The lines you need are those holding the word "value"; pull them from the material.

| Data provided |
========================================
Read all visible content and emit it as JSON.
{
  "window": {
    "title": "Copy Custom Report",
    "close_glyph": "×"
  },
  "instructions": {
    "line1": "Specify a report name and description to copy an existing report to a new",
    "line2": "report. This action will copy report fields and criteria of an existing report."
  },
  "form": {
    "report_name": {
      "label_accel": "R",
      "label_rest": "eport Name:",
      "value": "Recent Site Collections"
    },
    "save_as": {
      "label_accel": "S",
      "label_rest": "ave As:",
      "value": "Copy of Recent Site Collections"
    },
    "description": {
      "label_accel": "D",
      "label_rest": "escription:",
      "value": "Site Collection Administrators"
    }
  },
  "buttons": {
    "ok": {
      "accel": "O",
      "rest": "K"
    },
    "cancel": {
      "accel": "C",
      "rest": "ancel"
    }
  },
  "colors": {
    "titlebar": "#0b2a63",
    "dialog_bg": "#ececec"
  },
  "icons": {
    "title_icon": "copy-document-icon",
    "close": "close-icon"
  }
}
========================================
| Result of this exercise |
      "value": "Recent Site Collections"
      "value": "Copy of Recent Site Collections"
      "value": "Site Collection Administrators"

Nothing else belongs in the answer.